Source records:

========================================

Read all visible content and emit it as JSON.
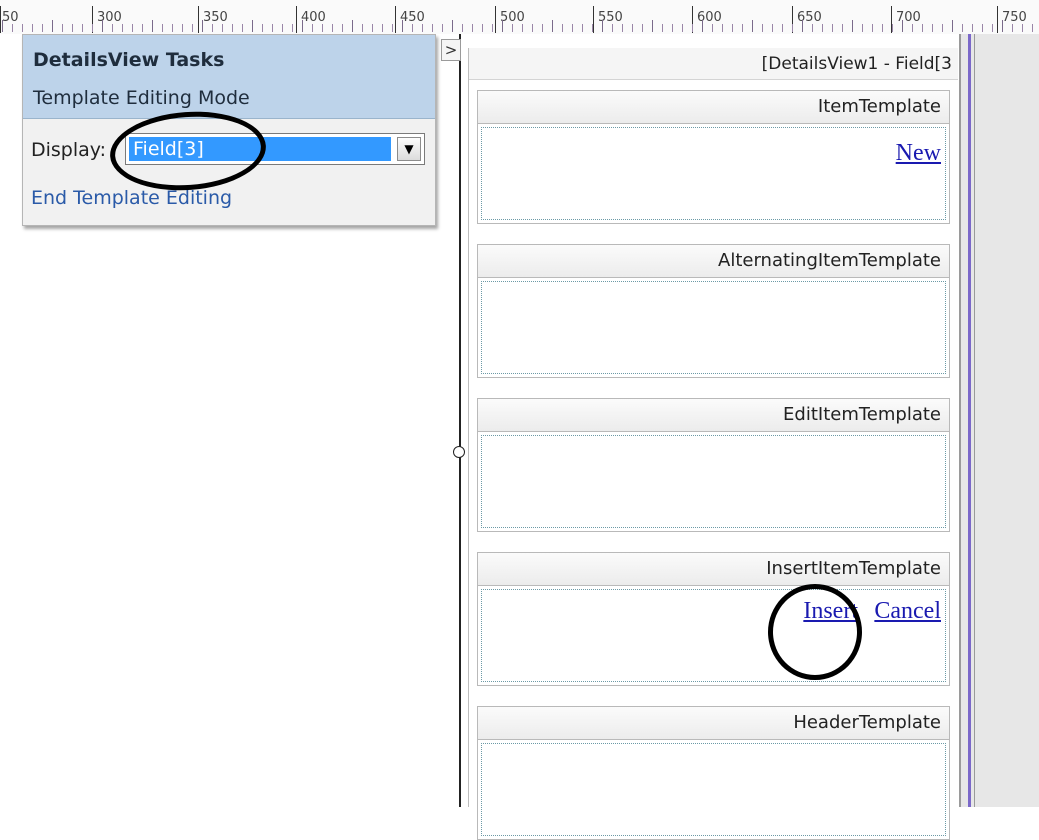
{
  "ruler": {
    "labels": [
      "50",
      "300",
      "350",
      "400",
      "450",
      "500",
      "550",
      "600",
      "650",
      "700",
      "750"
    ]
  },
  "tasks_panel": {
    "title": "DetailsView Tasks",
    "mode": "Template Editing Mode",
    "display_label": "Display:",
    "display_value": "Field[3]",
    "end_link": "End Template Editing",
    "expand_glyph": ">"
  },
  "details_view": {
    "title": "[DetailsView1 - Field[3",
    "templates": [
      {
        "header": "ItemTemplate",
        "links": [
          "New"
        ]
      },
      {
        "header": "AlternatingItemTemplate",
        "links": []
      },
      {
        "header": "EditItemTemplate",
        "links": []
      },
      {
        "header": "InsertItemTemplate",
        "links": [
          "Insert",
          "Cancel"
        ]
      },
      {
        "header": "HeaderTemplate",
        "links": []
      }
    ]
  },
  "colors": {
    "panel_header": "#bdd3ea",
    "selection": "#3399ff",
    "link": "#1a1ab0",
    "gutter_accent": "#7b68c9"
  }
}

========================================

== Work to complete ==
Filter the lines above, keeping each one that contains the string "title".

== Answer to the problem ==
    "title": "DetailsView Tasks",
    "title": "[DetailsView1 - Field[3",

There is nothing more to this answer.